### Task instructions
For the material below, state how many lines have the word "JSON" in them, with no other words.

Content starts

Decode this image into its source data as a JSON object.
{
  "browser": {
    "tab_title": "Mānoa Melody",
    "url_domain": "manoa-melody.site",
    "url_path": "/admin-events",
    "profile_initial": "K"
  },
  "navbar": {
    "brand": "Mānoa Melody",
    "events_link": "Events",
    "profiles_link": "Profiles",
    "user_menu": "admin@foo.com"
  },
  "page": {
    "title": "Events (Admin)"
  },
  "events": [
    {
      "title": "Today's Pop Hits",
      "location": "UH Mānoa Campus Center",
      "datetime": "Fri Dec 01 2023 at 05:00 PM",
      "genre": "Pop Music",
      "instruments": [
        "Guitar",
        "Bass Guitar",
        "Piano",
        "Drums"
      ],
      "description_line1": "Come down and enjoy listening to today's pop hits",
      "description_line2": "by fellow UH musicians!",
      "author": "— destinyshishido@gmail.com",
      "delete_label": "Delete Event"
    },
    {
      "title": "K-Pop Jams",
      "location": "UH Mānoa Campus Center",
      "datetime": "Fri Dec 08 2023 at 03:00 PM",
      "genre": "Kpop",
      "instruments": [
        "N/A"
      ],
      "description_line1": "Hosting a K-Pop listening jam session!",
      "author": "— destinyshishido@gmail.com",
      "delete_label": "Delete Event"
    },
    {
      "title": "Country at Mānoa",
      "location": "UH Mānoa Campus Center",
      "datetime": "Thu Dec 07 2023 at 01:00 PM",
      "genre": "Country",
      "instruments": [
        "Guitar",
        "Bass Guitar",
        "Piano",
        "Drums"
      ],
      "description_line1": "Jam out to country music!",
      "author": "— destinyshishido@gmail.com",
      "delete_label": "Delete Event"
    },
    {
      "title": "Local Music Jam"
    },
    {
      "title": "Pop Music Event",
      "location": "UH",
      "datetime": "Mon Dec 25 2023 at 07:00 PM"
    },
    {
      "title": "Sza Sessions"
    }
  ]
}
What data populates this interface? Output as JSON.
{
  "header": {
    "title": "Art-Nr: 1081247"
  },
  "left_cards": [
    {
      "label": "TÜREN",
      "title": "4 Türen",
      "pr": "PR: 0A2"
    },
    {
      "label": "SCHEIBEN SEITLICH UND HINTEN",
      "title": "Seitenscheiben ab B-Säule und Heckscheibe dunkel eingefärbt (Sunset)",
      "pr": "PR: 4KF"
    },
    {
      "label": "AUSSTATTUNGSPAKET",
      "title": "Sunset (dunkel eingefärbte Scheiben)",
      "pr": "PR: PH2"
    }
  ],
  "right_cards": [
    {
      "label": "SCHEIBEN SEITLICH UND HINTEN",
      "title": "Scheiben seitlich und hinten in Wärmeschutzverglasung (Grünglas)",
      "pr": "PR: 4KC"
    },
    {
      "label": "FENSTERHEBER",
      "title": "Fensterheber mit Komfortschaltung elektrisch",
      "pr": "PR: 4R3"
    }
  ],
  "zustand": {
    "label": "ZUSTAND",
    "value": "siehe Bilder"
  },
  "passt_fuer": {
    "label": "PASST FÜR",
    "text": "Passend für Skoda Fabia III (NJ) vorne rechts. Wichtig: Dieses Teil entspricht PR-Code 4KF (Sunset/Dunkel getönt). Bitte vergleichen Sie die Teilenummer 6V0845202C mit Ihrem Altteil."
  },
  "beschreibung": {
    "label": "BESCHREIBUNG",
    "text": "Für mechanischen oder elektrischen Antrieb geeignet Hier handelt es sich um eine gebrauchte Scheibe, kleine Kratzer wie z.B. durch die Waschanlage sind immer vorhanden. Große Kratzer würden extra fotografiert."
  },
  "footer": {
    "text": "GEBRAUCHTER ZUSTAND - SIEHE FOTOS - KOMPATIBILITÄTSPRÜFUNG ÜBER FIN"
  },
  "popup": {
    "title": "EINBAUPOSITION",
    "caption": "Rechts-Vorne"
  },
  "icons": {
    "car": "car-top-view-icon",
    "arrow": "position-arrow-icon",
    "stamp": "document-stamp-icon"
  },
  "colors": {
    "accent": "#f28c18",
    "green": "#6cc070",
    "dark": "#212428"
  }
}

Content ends

### Answer box
2